Top of Working data
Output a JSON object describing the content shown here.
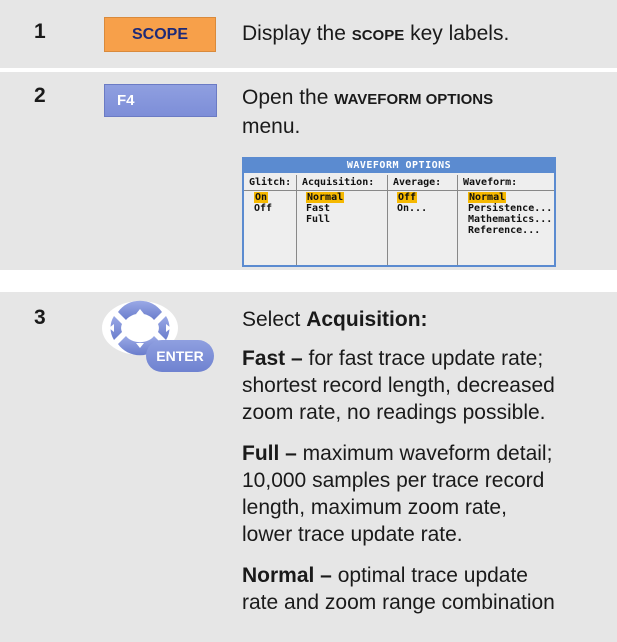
{
  "steps": [
    {
      "num": "1",
      "key_label": "SCOPE",
      "desc_pre": "Display the ",
      "desc_key": "SCOPE",
      "desc_post": " key labels."
    },
    {
      "num": "2",
      "key_label": "F4",
      "desc_pre": "Open the ",
      "desc_key": "WAVEFORM OPTIONS",
      "desc_post": "menu."
    },
    {
      "num": "3",
      "key_label": "ENTER",
      "desc_pre": "Select ",
      "desc_key": "Acquisition:"
    }
  ],
  "menu": {
    "title": "WAVEFORM OPTIONS",
    "glitch": {
      "header": "Glitch:",
      "items": [
        "On",
        "Off"
      ]
    },
    "acquisition": {
      "header": "Acquisition:",
      "items": [
        "Normal",
        "Fast",
        "Full"
      ]
    },
    "average": {
      "header": "Average:",
      "items": [
        "Off",
        "On..."
      ]
    },
    "waveform": {
      "header": "Waveform:",
      "items": [
        "Normal",
        "Persistence...",
        "Mathematics...",
        "Reference..."
      ]
    }
  },
  "paragraphs": [
    {
      "term": "Fast –",
      "lines": [
        " for fast trace update rate;",
        "shortest record length, decreased",
        "zoom rate, no readings possible."
      ]
    },
    {
      "term": "Full –",
      "lines": [
        " maximum waveform detail;",
        "10,000 samples per trace record",
        "length, maximum zoom rate,",
        "lower trace update rate."
      ]
    },
    {
      "term": "Normal –",
      "lines": [
        " optimal trace update",
        "rate and zoom range combination"
      ]
    }
  ],
  "colors": {
    "row_bg": "#e6e6e6",
    "scope_key": "#f7a04a",
    "blue_key": "#7d8ed8",
    "menu_border": "#5b8bd0",
    "highlight": "#f5b800"
  }
}
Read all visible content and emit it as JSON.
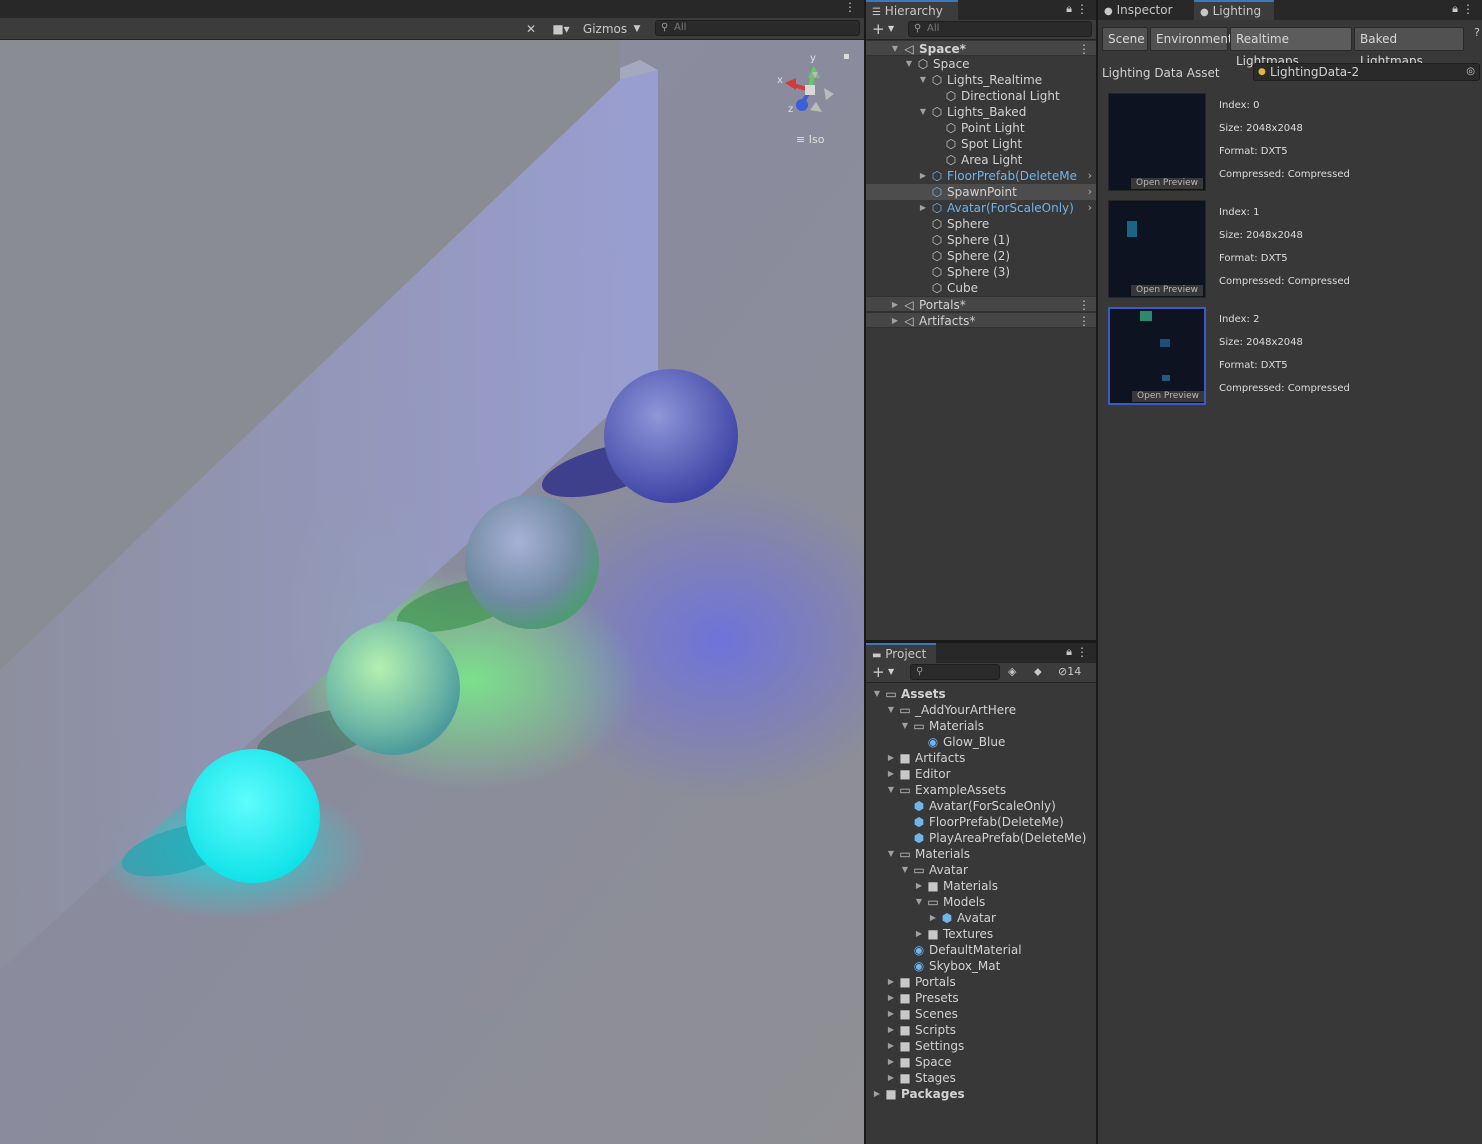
{
  "scene": {
    "toolbar": {
      "tools_icon": "crossed-tools-icon",
      "camera_icon": "camera-icon",
      "gizmos_label": "Gizmos",
      "search_placeholder": "All"
    },
    "gizmo": {
      "x_label": "x",
      "y_label": "y",
      "z_label": "z",
      "projection_label": "Iso"
    }
  },
  "hierarchy": {
    "tab_label": "Hierarchy",
    "search_placeholder": "All",
    "items": [
      {
        "label": "Space*",
        "kind": "scene",
        "depth": 0,
        "expanded": true
      },
      {
        "label": "Space",
        "kind": "object",
        "depth": 1,
        "expanded": true
      },
      {
        "label": "Lights_Realtime",
        "kind": "object",
        "depth": 2,
        "expanded": true
      },
      {
        "label": "Directional Light",
        "kind": "object",
        "depth": 3
      },
      {
        "label": "Lights_Baked",
        "kind": "object",
        "depth": 2,
        "expanded": true
      },
      {
        "label": "Point Light",
        "kind": "object",
        "depth": 3
      },
      {
        "label": "Spot Light",
        "kind": "object",
        "depth": 3
      },
      {
        "label": "Area Light",
        "kind": "object",
        "depth": 3
      },
      {
        "label": "FloorPrefab(DeleteMe",
        "kind": "prefab",
        "depth": 2,
        "expanded": false
      },
      {
        "label": "SpawnPoint",
        "kind": "prefab-plain",
        "depth": 2
      },
      {
        "label": "Avatar(ForScaleOnly)",
        "kind": "prefab",
        "depth": 2,
        "expanded": false
      },
      {
        "label": "Sphere",
        "kind": "object",
        "depth": 2
      },
      {
        "label": "Sphere (1)",
        "kind": "object",
        "depth": 2
      },
      {
        "label": "Sphere (2)",
        "kind": "object",
        "depth": 2
      },
      {
        "label": "Sphere (3)",
        "kind": "object",
        "depth": 2
      },
      {
        "label": "Cube",
        "kind": "object",
        "depth": 2
      },
      {
        "label": "Portals*",
        "kind": "scene",
        "depth": 0,
        "expanded": false
      },
      {
        "label": "Artifacts*",
        "kind": "scene",
        "depth": 0,
        "expanded": false
      }
    ]
  },
  "project": {
    "tab_label": "Project",
    "hidden_count": "14",
    "items": [
      {
        "label": "Assets",
        "kind": "folder",
        "depth": 0,
        "expanded": true,
        "bold": true
      },
      {
        "label": "_AddYourArtHere",
        "kind": "folder",
        "depth": 1,
        "expanded": true
      },
      {
        "label": "Materials",
        "kind": "folder",
        "depth": 2,
        "expanded": true
      },
      {
        "label": "Glow_Blue",
        "kind": "material",
        "depth": 3
      },
      {
        "label": "Artifacts",
        "kind": "folder",
        "depth": 1,
        "expanded": false
      },
      {
        "label": "Editor",
        "kind": "folder",
        "depth": 1,
        "expanded": false
      },
      {
        "label": "ExampleAssets",
        "kind": "folder",
        "depth": 1,
        "expanded": true
      },
      {
        "label": "Avatar(ForScaleOnly)",
        "kind": "prefab",
        "depth": 2
      },
      {
        "label": "FloorPrefab(DeleteMe)",
        "kind": "prefab",
        "depth": 2
      },
      {
        "label": "PlayAreaPrefab(DeleteMe)",
        "kind": "prefab",
        "depth": 2
      },
      {
        "label": "Materials",
        "kind": "folder",
        "depth": 1,
        "expanded": true
      },
      {
        "label": "Avatar",
        "kind": "folder",
        "depth": 2,
        "expanded": true
      },
      {
        "label": "Materials",
        "kind": "folder",
        "depth": 3,
        "expanded": false
      },
      {
        "label": "Models",
        "kind": "folder",
        "depth": 3,
        "expanded": true
      },
      {
        "label": "Avatar",
        "kind": "prefab",
        "depth": 4,
        "expanded": false
      },
      {
        "label": "Textures",
        "kind": "folder",
        "depth": 3,
        "expanded": false
      },
      {
        "label": "DefaultMaterial",
        "kind": "material",
        "depth": 2
      },
      {
        "label": "Skybox_Mat",
        "kind": "material",
        "depth": 2
      },
      {
        "label": "Portals",
        "kind": "folder",
        "depth": 1,
        "expanded": false
      },
      {
        "label": "Presets",
        "kind": "folder",
        "depth": 1,
        "expanded": false
      },
      {
        "label": "Scenes",
        "kind": "folder",
        "depth": 1,
        "expanded": false
      },
      {
        "label": "Scripts",
        "kind": "folder",
        "depth": 1,
        "expanded": false
      },
      {
        "label": "Settings",
        "kind": "folder",
        "depth": 1,
        "expanded": false
      },
      {
        "label": "Space",
        "kind": "folder",
        "depth": 1,
        "expanded": false
      },
      {
        "label": "Stages",
        "kind": "folder",
        "depth": 1,
        "expanded": false
      },
      {
        "label": "Packages",
        "kind": "folder",
        "depth": 0,
        "expanded": false,
        "bold": true
      }
    ]
  },
  "lighting": {
    "inspector_tab": "Inspector",
    "lighting_tab": "Lighting",
    "subtabs": [
      "Scene",
      "Environment",
      "Realtime Lightmaps",
      "Baked Lightmaps"
    ],
    "active_subtab": "Realtime Lightmaps",
    "data_asset_label": "Lighting Data Asset",
    "data_asset_value": "LightingData-2",
    "open_preview_label": "Open Preview",
    "lightmaps": [
      {
        "index": "Index: 0",
        "size": "Size: 2048x2048",
        "format": "Format: DXT5",
        "compressed": "Compressed: Compressed"
      },
      {
        "index": "Index: 1",
        "size": "Size: 2048x2048",
        "format": "Format: DXT5",
        "compressed": "Compressed: Compressed"
      },
      {
        "index": "Index: 2",
        "size": "Size: 2048x2048",
        "format": "Format: DXT5",
        "compressed": "Compressed: Compressed"
      }
    ]
  }
}
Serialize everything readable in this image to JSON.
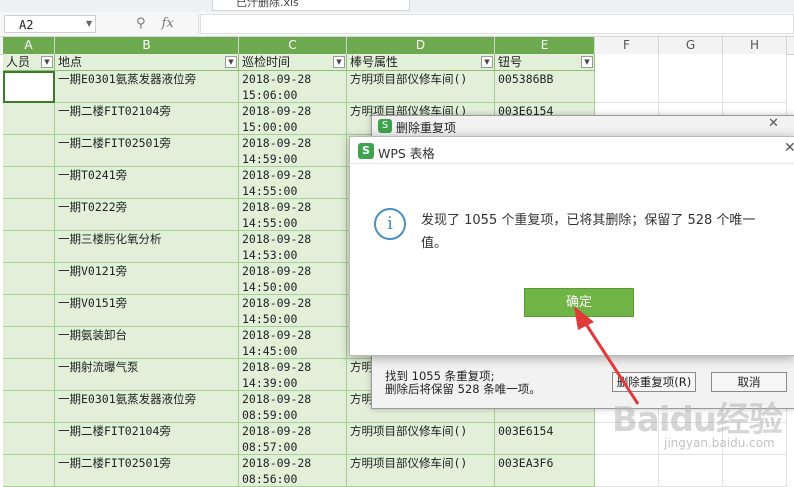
{
  "window": {
    "tab_title": "已汁删除.xls"
  },
  "formula_bar": {
    "cell_ref": "A2",
    "fx_label": "fx",
    "zoom_icon": "magnifier-icon"
  },
  "columns": [
    "A",
    "B",
    "C",
    "D",
    "E",
    "F",
    "G",
    "H"
  ],
  "table": {
    "headers": [
      "人员",
      "地点",
      "巡检时间",
      "棒号属性",
      "钮号"
    ],
    "rows": [
      {
        "person": "",
        "location": "一期E0301氨蒸发器液位旁",
        "time1": "2018-09-28",
        "time2": "15:06:00",
        "attr": "方明项目部仪修车间()",
        "code": "005386BB"
      },
      {
        "person": "",
        "location": "一期二楼FIT02104旁",
        "time1": "2018-09-28",
        "time2": "15:00:00",
        "attr": "方明项目部仪修车间()",
        "code": "003E6154"
      },
      {
        "person": "",
        "location": "一期二楼FIT02501旁",
        "time1": "2018-09-28",
        "time2": "14:59:00",
        "attr": "",
        "code": ""
      },
      {
        "person": "",
        "location": "一期T0241旁",
        "time1": "2018-09-28",
        "time2": "14:55:00",
        "attr": "",
        "code": ""
      },
      {
        "person": "",
        "location": "一期T0222旁",
        "time1": "2018-09-28",
        "time2": "14:55:00",
        "attr": "",
        "code": ""
      },
      {
        "person": "",
        "location": "一期三楼肟化氧分析",
        "time1": "2018-09-28",
        "time2": "14:53:00",
        "attr": "",
        "code": ""
      },
      {
        "person": "",
        "location": "一期V0121旁",
        "time1": "2018-09-28",
        "time2": "14:50:00",
        "attr": "",
        "code": ""
      },
      {
        "person": "",
        "location": "一期V0151旁",
        "time1": "2018-09-28",
        "time2": "14:50:00",
        "attr": "",
        "code": ""
      },
      {
        "person": "",
        "location": "一期氨装卸台",
        "time1": "2018-09-28",
        "time2": "14:45:00",
        "attr": "",
        "code": ""
      },
      {
        "person": "",
        "location": "一期射流曝气泵",
        "time1": "2018-09-28",
        "time2": "14:39:00",
        "attr": "方明",
        "code": ""
      },
      {
        "person": "",
        "location": "一期E0301氨蒸发器液位旁",
        "time1": "2018-09-28",
        "time2": "08:59:00",
        "attr": "方明",
        "code": ""
      },
      {
        "person": "",
        "location": "一期二楼FIT02104旁",
        "time1": "2018-09-28",
        "time2": "08:57:00",
        "attr": "方明项目部仪修车间()",
        "code": "003E6154"
      },
      {
        "person": "",
        "location": "一期二楼FIT02501旁",
        "time1": "2018-09-28",
        "time2": "08:56:00",
        "attr": "方明项目部仪修车间()",
        "code": "003EA3F6"
      }
    ]
  },
  "dialog_back": {
    "title": "删除重复项",
    "found_text": "找到 1055 条重复项;",
    "kept_text": "删除后将保留 528 条唯一项。",
    "delete_button": "删除重复项(R)",
    "cancel_button": "取消"
  },
  "dialog_front": {
    "title": "WPS 表格",
    "logo": "S",
    "message_line1": "发现了 1055 个重复项，已将其删除；保留了 528 个唯一",
    "message_line2": "值。",
    "ok_button": "确定",
    "icon": "info-icon"
  },
  "watermark": {
    "brand": "Baidu经验",
    "url": "jingyan.baidu.com"
  },
  "accent_colors": {
    "green": "#6fb444",
    "cell_fill": "#e2f0d9",
    "arrow_red": "#e03a3a"
  }
}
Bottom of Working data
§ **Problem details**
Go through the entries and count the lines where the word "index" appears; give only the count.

§ **Problem solution**
3